There haven’t always been allotments in Ordsall and it took a long community-led campaign and lots of work and planning to get them.  For some time the Ordsall Allotment Association had members but no allotments but eventually the allotments were completed and the site was officially opened in 2014.  The allotments have transformed an area of derelict land in the centre of Ordsall in to a green oasis.  The site was formerly part of the centre of the estate and the Jubilee pub, a post office, and library were cleared as part of the redevelopment of Ordsall.  The former St Clements School site on Robert Hall Street had originally been identified for the allotments after the school closed in 2007.

The 23 allotments have now matured after three years of growing and I always stop to peer through the fence when I pass and see what is growing on the plots and admire the neat rows of sheds and vegetables.

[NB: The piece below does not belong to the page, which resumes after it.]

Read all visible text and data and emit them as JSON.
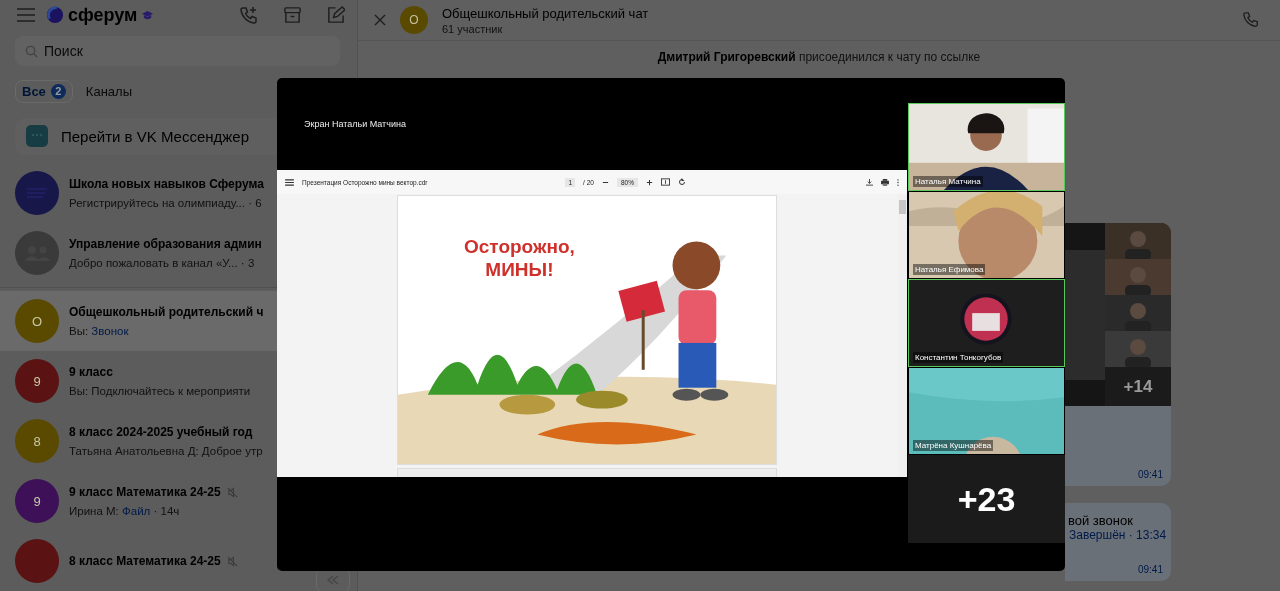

In September the allotment members have an annual show where they showcase their produce, celebrate their achievement and compete for the best vegetables.